• [Exercise goal]: Across the following data, state how many lines include the word "kicker". Provide the number alone.

• [Entries from a dataset of interfaces]:

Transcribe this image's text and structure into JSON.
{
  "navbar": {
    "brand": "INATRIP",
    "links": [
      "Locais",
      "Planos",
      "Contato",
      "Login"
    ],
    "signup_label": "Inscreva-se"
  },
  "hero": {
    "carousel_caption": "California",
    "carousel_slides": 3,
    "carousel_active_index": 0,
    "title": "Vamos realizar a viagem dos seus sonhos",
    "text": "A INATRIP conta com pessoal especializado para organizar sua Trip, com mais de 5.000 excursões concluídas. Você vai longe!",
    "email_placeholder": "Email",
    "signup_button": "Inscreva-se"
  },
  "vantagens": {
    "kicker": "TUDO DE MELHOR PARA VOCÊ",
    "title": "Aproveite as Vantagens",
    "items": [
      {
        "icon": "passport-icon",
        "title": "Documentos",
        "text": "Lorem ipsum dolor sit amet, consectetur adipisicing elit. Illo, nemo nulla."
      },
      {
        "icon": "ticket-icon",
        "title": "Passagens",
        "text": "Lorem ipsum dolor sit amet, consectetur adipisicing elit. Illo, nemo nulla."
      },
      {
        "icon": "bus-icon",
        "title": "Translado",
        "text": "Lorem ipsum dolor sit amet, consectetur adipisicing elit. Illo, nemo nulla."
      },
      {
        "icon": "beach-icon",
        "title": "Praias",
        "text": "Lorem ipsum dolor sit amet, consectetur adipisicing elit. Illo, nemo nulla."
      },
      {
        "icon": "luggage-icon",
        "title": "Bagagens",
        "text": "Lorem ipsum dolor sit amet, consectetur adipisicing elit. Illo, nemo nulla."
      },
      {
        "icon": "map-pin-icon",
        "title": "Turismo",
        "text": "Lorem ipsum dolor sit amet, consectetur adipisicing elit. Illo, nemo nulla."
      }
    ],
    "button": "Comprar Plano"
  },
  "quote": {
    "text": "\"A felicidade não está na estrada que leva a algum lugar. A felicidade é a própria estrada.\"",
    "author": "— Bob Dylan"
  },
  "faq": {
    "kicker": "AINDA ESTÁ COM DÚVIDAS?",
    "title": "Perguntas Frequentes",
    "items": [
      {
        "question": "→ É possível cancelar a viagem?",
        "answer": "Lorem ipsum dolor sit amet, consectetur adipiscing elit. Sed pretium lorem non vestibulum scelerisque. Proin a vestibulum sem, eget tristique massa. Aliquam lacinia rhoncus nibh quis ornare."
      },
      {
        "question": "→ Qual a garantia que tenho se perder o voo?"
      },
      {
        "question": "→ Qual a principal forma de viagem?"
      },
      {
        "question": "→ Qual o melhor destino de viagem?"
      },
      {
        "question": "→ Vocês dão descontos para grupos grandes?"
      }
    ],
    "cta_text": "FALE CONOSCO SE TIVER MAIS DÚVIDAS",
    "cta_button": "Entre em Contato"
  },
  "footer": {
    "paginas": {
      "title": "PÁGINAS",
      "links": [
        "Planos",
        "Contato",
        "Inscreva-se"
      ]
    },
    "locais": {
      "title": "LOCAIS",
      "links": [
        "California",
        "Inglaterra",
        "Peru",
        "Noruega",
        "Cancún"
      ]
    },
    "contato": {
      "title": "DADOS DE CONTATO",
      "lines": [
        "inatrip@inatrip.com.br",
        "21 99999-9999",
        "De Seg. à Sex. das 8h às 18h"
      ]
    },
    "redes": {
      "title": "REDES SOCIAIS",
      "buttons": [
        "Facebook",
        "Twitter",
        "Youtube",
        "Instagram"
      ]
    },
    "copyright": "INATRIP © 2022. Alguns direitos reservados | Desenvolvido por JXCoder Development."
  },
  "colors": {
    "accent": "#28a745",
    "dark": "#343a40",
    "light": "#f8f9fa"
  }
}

• [Solution below]: 2